Shortly after the referendum, the Government Digital Service saw a surprise change in leadership, as Stephen Foreshew-Cain was replaced by the Department for Work and Pensions’ business transformation director Kevin Cunnington. It is likely this prompted a rethink of both the role of GDS and of digital in government.
PublicTechnology understands that there is likely to be a separate document published that looks at the future of GDS, and that will set out its priorities along similar lines to those discussed by Cunnington in previous interviews and blogposts.
This was for GDS to focus on three broad areas: to support, enable and assure.
Within the enable strand is a plan to create a profession for digital, data and technology within the civil service, while the support strand will focus on digital skills training for civil servants and citizens.
The assurance strand will focus on GOV.UK Verify and data, with data also expected to be a major focus of the main Government Transformation Strategy and to include the creation of the role of chief data officer for government, after the current open data champion Paul Malty announced earlier this year that he was leaving GDS at Christmas.
Paul Maltby claims councils must first renew ageing infrastructure before realising the benefits of machine learning and automation
Island’s local authority recruits for a range of leaders to fulfil transformation plan
Chief technology officer Ben Denison discusses how the organisation is using technology to get on top of increasingly vast and complex cases of bribery, fraud, and corruption
Publicly owned broadcaster asks for market input
The cautionary tale of the Leicestershire teenager who hacked high-ranking officials of NATO allies shows the need for improved password security
Which? said a lack of knowledge about data among consumers had led to suspicion and doubt over useful innovations

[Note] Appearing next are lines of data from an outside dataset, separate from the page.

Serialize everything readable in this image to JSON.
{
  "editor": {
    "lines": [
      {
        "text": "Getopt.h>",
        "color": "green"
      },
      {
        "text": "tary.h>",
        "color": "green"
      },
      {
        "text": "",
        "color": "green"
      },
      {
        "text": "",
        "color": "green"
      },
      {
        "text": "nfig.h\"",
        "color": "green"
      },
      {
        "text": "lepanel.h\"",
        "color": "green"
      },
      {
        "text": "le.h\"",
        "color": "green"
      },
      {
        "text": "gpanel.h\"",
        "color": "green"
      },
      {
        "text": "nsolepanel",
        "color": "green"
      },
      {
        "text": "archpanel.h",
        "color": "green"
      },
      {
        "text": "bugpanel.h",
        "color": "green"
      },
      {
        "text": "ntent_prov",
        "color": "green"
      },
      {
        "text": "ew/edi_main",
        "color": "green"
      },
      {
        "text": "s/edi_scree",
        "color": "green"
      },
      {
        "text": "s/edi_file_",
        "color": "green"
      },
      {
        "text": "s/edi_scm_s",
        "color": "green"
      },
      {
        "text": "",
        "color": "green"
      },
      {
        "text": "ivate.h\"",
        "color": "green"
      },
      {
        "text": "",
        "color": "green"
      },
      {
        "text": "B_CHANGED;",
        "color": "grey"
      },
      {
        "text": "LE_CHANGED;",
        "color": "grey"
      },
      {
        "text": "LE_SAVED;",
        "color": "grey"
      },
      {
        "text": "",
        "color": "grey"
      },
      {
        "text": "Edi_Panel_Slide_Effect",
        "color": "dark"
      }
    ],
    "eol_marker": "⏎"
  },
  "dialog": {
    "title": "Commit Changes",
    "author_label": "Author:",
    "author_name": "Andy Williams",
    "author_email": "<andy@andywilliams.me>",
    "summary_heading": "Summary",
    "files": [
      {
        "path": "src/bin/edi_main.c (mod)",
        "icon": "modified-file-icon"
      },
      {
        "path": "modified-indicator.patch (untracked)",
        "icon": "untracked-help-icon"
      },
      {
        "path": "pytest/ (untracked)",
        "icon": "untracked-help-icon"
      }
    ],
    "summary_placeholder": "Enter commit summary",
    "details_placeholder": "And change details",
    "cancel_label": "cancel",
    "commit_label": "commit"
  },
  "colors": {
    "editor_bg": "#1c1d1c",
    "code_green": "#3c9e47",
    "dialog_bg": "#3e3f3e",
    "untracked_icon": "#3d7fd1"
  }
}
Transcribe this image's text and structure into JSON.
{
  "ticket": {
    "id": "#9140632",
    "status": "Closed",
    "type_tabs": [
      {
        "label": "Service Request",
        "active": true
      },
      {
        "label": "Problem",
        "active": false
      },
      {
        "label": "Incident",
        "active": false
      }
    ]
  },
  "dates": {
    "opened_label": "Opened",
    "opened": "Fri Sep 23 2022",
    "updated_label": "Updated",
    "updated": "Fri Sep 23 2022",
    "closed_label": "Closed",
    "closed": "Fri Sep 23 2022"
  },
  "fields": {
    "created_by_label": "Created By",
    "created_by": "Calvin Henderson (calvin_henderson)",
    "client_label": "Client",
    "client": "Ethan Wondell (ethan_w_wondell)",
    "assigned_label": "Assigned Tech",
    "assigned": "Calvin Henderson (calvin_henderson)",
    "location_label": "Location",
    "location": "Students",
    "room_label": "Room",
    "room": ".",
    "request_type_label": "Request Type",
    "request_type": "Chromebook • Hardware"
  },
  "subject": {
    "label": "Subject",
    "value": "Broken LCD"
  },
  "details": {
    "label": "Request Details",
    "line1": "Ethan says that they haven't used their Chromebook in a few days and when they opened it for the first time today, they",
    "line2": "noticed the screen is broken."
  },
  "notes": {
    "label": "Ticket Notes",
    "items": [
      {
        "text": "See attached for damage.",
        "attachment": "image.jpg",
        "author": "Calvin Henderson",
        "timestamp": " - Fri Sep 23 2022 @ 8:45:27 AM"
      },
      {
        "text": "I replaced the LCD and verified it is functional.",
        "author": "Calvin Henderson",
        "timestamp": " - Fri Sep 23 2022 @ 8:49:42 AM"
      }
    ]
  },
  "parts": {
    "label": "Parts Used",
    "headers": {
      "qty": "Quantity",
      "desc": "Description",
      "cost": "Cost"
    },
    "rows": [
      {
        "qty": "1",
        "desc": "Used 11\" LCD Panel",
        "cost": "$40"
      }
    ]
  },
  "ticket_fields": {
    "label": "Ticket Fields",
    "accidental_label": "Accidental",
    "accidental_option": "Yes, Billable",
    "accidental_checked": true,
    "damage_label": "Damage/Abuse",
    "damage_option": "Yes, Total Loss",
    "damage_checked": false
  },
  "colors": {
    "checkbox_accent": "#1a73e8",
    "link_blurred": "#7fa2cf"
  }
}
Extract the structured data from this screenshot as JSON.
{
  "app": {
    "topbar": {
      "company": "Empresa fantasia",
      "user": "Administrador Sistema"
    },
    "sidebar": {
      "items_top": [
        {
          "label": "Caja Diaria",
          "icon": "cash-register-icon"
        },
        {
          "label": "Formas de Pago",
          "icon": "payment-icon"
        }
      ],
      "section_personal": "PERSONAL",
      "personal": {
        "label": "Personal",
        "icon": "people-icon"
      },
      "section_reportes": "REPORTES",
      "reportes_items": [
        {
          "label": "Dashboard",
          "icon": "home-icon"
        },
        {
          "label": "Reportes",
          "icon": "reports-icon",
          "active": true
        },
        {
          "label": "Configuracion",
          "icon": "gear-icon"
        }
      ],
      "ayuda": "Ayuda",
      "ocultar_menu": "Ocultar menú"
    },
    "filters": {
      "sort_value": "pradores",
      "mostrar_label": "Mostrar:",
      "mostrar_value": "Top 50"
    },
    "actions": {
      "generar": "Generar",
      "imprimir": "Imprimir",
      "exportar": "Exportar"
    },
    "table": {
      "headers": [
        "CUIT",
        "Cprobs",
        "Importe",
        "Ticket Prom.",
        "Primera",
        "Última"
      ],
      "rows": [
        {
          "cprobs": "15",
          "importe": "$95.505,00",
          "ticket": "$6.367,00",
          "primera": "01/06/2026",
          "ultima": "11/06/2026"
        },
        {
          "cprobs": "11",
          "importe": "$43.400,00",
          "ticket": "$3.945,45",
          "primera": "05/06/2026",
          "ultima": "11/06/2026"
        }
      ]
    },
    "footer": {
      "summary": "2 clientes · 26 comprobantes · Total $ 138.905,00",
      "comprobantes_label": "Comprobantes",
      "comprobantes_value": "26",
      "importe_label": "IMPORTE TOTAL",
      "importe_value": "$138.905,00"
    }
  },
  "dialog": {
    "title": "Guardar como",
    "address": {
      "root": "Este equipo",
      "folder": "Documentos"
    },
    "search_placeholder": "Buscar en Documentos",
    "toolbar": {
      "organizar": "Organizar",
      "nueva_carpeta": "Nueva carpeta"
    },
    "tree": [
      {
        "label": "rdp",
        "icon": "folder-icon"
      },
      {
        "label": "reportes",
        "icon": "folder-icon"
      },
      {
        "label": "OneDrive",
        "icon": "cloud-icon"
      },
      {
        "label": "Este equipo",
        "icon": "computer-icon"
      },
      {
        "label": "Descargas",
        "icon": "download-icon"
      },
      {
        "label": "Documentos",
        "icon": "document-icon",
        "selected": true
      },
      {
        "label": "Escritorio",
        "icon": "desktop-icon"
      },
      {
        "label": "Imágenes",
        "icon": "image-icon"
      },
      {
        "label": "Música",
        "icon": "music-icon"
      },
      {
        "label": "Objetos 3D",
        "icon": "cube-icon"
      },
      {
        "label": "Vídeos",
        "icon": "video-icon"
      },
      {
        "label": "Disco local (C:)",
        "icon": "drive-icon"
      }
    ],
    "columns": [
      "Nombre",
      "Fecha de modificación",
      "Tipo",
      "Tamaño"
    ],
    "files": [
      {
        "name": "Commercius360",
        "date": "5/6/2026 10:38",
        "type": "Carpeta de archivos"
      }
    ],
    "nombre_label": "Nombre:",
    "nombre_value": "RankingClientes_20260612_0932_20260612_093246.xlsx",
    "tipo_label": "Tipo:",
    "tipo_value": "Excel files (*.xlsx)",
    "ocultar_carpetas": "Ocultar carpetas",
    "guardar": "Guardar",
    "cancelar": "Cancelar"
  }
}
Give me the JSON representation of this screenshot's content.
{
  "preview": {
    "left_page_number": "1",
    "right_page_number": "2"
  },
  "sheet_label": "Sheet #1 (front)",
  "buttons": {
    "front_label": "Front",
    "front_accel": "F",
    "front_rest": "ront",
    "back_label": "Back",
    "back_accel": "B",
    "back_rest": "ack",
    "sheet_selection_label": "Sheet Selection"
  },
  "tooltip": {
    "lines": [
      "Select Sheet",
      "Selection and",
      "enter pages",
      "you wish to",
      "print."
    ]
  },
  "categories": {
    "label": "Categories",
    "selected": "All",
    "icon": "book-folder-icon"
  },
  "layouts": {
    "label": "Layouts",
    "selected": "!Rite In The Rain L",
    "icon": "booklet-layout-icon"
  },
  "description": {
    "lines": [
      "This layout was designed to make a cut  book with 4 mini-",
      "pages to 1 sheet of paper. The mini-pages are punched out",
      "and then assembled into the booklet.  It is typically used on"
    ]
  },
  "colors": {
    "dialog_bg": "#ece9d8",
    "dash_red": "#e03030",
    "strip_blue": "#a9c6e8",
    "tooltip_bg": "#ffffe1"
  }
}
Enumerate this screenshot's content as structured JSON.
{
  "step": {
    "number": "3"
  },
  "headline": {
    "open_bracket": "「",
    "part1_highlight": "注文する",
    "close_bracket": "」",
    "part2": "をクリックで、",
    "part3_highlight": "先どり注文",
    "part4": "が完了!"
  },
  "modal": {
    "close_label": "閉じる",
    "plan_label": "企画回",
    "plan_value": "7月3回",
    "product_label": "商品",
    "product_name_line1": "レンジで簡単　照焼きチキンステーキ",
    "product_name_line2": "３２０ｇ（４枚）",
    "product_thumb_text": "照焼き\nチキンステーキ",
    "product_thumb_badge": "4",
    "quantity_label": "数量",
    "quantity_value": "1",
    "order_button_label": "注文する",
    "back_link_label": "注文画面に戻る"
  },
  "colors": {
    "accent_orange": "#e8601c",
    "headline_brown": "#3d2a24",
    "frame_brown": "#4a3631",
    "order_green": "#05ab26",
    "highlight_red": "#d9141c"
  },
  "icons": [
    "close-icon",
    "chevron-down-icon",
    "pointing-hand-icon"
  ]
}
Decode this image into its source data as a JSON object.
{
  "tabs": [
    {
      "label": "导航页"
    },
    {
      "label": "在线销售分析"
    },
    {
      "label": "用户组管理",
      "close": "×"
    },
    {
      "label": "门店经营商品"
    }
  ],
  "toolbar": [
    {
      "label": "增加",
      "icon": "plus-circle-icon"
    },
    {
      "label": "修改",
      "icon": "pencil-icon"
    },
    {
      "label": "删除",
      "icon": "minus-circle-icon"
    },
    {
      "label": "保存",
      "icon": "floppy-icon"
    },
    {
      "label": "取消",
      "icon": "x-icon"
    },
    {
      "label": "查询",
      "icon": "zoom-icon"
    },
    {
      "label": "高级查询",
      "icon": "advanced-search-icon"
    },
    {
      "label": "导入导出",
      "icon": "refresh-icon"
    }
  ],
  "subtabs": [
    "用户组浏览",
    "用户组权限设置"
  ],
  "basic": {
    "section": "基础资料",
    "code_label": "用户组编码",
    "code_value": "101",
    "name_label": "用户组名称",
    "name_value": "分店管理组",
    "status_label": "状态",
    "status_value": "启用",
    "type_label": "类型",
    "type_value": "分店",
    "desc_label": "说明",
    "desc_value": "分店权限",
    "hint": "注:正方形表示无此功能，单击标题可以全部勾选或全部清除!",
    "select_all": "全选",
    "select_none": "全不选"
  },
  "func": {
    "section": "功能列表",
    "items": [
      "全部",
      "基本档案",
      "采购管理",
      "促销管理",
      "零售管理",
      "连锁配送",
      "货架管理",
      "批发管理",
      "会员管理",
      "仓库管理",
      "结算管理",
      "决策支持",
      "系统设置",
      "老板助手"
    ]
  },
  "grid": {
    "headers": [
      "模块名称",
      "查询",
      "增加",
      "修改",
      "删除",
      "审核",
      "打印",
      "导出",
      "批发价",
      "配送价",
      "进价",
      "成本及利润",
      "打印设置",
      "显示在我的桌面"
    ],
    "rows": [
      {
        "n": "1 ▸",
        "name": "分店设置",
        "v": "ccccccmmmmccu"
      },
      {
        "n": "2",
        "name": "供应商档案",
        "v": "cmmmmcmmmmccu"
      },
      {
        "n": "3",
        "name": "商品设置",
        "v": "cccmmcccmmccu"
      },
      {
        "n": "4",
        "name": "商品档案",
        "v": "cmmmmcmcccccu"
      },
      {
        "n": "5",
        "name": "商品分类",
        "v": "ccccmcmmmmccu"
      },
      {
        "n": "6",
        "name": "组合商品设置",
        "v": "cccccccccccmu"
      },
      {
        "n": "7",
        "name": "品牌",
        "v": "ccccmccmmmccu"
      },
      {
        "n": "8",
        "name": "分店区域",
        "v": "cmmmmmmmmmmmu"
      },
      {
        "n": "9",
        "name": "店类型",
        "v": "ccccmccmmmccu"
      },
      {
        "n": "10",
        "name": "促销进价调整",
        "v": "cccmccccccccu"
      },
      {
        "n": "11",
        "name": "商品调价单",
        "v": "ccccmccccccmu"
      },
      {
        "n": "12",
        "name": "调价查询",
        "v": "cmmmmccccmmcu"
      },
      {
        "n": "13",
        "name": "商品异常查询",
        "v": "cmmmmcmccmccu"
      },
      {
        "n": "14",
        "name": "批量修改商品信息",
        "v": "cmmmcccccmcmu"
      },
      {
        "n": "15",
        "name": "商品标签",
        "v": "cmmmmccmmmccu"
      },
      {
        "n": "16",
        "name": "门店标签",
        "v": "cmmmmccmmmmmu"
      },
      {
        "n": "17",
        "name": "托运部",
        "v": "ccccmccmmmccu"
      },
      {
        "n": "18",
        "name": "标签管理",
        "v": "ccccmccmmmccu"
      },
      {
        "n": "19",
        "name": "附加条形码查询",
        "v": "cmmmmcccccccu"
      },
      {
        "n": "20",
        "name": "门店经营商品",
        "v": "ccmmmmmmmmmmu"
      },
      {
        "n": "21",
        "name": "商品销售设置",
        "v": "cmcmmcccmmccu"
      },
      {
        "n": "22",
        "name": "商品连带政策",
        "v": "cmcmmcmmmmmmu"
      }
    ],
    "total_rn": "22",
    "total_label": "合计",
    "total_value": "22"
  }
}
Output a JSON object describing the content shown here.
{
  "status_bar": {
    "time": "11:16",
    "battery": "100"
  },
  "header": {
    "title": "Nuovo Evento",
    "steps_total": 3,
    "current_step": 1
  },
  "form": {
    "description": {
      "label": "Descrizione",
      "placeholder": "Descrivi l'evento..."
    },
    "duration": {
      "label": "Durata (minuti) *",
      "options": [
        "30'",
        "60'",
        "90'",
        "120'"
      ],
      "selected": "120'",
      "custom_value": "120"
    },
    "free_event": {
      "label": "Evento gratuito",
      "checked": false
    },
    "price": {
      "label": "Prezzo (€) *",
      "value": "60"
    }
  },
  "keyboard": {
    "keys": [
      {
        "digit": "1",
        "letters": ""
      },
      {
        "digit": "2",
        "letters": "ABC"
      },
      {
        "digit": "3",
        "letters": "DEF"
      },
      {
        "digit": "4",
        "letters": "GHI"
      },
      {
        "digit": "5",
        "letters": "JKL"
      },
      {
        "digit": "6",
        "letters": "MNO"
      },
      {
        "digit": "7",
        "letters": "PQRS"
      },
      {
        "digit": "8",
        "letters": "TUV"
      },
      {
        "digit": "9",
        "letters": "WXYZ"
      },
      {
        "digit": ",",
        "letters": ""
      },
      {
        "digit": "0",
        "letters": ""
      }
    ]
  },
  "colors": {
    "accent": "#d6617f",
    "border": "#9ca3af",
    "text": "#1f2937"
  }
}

Calm has turned a section of the 57,509-word EU document into a sleep-inducing audio book
BT's Konstantinos Karagiannis explains ethical hacking and why it's important to exploit vulnerabilities